Actively managed funds at BlackRock, the world’s largest fund company, are facing the new reality of quantitative investing, according to this week’s New York Times.
The exchange-traded-fund business the firm bought from Barclays in 2009 has seen huge growth, “leaving in the dust the stock pickers who had spurred an earlier expansion for the firm,” according to the article. BlackRock has therefore adopted a plan to consolidate several of its actively managed funds “that rely more on algorithms and models to pick stocks.” This will affect approximately $30 billion in assets under management and result in at least 36 employees leaving the firm.
Laurence Fink, founder and CEO of BlackRock, has long asserted his belief that the client should be free to choose between low-cost passive or expensive active investing strategies, the article suggests that he “is now a true believer in systematic investing styles over the stock picking smarts of individual portfolio managers.” Still, Fink doesn’t intend to go all passive—actively managed funds are still profitable for BlackRock and represent 16% of total revenue, the article says. “We have to change the ecosystem,” says Fink, “that means relying more on big data, artificial intelligence, factors and models within quant and traditional investment strategies.”

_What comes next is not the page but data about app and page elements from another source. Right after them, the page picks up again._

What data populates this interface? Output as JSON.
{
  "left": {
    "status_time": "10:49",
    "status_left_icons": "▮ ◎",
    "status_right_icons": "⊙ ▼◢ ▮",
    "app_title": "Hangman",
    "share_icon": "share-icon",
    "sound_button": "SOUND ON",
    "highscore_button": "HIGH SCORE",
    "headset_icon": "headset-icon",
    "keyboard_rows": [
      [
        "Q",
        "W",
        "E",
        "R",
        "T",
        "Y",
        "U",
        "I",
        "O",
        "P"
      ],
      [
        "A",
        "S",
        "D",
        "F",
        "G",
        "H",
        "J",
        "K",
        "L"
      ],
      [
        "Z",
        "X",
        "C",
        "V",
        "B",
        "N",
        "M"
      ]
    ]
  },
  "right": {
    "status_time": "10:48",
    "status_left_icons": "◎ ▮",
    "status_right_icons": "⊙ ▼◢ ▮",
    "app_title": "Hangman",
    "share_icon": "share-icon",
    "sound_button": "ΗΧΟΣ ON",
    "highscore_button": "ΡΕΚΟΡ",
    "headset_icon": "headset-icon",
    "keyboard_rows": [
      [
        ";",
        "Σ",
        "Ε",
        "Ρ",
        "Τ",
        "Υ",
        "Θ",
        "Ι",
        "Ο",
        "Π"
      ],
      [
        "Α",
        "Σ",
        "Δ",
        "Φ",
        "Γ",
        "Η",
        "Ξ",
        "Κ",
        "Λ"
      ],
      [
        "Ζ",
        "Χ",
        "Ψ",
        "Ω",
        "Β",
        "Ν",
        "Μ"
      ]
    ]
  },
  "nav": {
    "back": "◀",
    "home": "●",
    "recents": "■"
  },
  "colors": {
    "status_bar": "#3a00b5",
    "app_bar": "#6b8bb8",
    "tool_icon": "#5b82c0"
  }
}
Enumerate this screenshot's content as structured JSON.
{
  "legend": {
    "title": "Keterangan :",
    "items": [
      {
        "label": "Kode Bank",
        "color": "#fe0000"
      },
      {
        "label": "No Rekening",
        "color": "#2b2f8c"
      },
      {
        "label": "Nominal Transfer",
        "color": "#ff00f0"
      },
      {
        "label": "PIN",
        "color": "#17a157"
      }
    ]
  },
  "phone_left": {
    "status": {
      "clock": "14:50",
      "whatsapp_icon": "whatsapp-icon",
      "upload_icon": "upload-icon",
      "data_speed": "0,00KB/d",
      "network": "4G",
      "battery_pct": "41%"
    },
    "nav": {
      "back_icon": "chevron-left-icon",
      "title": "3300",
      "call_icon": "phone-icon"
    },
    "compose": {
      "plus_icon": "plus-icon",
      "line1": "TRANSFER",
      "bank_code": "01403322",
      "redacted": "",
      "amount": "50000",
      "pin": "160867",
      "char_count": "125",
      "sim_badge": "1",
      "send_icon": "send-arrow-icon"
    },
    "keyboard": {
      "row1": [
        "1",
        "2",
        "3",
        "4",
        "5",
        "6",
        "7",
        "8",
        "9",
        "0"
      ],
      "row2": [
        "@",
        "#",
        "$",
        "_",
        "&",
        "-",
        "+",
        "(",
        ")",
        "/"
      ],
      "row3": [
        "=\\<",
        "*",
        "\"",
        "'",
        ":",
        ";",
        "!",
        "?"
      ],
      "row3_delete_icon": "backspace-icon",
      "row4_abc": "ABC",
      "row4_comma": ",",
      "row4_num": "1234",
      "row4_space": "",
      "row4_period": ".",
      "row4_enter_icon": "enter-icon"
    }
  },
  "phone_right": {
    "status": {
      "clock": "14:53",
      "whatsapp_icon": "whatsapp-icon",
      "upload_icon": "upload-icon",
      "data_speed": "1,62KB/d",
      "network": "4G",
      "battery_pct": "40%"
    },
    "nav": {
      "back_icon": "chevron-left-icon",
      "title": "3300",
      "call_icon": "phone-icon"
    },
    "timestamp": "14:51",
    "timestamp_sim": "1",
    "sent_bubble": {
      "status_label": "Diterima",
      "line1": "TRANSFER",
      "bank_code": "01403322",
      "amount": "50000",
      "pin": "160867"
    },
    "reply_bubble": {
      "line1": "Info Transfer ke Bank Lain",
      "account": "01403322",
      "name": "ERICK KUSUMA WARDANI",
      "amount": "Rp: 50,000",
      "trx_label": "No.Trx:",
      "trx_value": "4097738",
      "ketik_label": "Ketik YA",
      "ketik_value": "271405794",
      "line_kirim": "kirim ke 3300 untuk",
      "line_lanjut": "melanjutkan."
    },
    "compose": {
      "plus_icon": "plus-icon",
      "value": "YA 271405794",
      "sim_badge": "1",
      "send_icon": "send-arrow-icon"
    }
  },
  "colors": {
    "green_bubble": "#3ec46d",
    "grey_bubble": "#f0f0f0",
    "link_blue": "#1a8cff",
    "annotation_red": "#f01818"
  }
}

The firm’s new plan probably won’t immediately curtail the outflow of investor dollars, the article says. “In fact,” it argues, “outflows are likely to increase, as few investors want to stick with a fund undergoing an existential makeover.” But Fink believes it’s better to “take the pain now than later.”